Samuel Barber (1910-81)

For some time I have had a Sony CD compilation of music by this American composer and have often enjoyed the lyricism and superb craftsmanship of his music. It was therefore a particular pleasure to be at one of the Promenade Concerts this week and to listen to a delicately poised performance of his Violin Concerto played by the Canadian violinist James Ehnes. It is a really lovely work and the little tune of the first movement – sometimes almost a duet between the violin and the flute – has remained with me ever since. There is a passionate second movement and then the unexpected sparky little last movement which runs away like a feckless filly, testing the virtuosity of the soloist – so much so that the original dedicatee said it was too difficult to play.

Barber was influenced as much by European 19th. Century tradition as by his American roots, and was unencumbered by the trends of his day. Italy was his second country and he spent some of his years living there with his partner and fellow composer, Gian Carlo Menotti.

He once said of himself ‘when I’m writing music for words, then I immerse myself in those words, and I let music flow out of them.

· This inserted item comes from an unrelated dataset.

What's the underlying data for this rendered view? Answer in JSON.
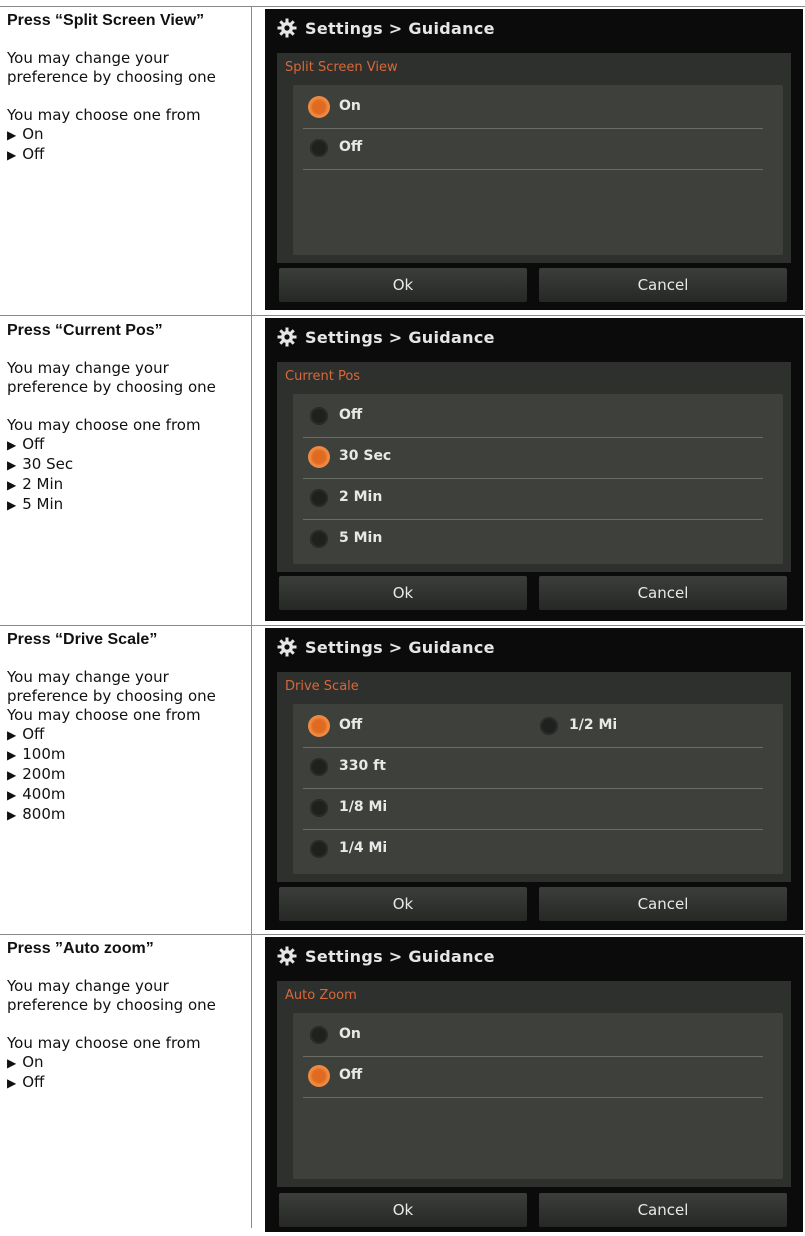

When I write an abstract piano sonata or concerto, I write what I feel. I’m not a self-conscious composer…it is said that I have no style at all but that doesn’t matter. I just go on doing, as they say, my thing. I believe this takes a certain courage.’ He was a romantic, which is quite an achievement during a period when the avant garde often dictated the form of contemporary music.

The concert which also included another American work, the formidable third Symphony of Aaron Copland, was conducted by Marin Alsop, the orchestra her own Bournemouth Symphony. I was there as sort of elderly groupie, for the B.S.O. is the nearest we have to a local symphony orchestra.

They played with great spirit, the brass and woodwind surpassing themselves in the Copland which demands a very large orchestra. Copland’s last movement uses his stentorian ‘Fanfare for the Common Man’as a theme with variations, the finale delaying its climactic end as it seemed for ever, but then superbly engineered by conductor and orchestra and much applauded by the audience. A review in today’s ‘Guardian’ comments that the performance ‘was remarkable for its humanity…an epic sentimental journey undertaken with a sense of awe and wonder’. I agree.

B.R.